Obesity ; 29(SUPPL 2):189-190, 2021.
Article in English | EMBASE | ID: covidwho-1616053
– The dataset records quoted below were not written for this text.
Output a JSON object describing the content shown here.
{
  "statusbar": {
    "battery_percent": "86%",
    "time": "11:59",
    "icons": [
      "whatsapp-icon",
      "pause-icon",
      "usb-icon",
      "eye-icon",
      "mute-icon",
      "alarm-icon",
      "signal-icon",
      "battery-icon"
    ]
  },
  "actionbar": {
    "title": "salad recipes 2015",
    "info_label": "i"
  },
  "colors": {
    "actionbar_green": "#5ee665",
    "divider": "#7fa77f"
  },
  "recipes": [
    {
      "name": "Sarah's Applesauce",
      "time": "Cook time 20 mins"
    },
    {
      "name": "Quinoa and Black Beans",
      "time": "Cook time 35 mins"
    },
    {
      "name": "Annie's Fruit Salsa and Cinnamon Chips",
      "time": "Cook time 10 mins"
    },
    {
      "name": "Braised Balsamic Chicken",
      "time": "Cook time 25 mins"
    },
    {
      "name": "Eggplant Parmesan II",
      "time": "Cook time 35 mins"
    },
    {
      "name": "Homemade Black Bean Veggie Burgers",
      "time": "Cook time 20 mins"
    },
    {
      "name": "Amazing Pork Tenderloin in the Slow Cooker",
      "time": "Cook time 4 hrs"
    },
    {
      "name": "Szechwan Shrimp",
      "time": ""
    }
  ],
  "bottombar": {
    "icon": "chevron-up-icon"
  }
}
Background: Individuals living in rural areas have higher obesity and obesity related co-morbidities than their urban counterparts. Understanding rural-urban differences associated with weight management may inform the development of effective weight management interventions for adults living in rural areas. Methods: The International Weight Control Registry (IWCR) is an online registry designed to assess factors contributing to successes and challenges with weight loss and weight loss maintenance across the world. We examined demographics, weight history and weight management strategies in a sample of urban and rural residents in the Midwestern U.S. (IA, IL, IN, KS, MI, MN, MO, ND, NE, OH, SD, WI). Participants were classified as rural or urban by the Rural-Urban Commuting Area Code. Analyses included Chi-square tests for proportions and independent t-test and Wilcoxon rank sum test for continuous variables. Results: The sample was 45% rural (n = 78 of a total N = 174) with a mean age of 50.3 years. Rural residents were more likely to be white, non-college graduates, and have lower family income compared with urban areas (p < 0.05). Rural and urban residents reported similar weight histories and strategies for weight management. Work-related physical activity was higher and weekday sitting time was lower in rural compared to urban residents (p < 0.01). These data could potentially be impacted by the relative number of residents working from home during COVID-19 (Urban: 59% vs. Rural: 37%, p < 0.05). Rural residents were more likely to report a lack of neighborhood walkability (p < 0.01) and healthy food availability (p < 0.05) compared with urban residents. Conclusions: These data suggest rural-urban differences in demographic characteristics, opportunity for leisure time physical activity, and the availability of heathy foods should be considered in the development of weight management interventions. The consistency of the observed findings will be evaluated at the regional, national and international levels as the size of the available sample in the IWCR increases.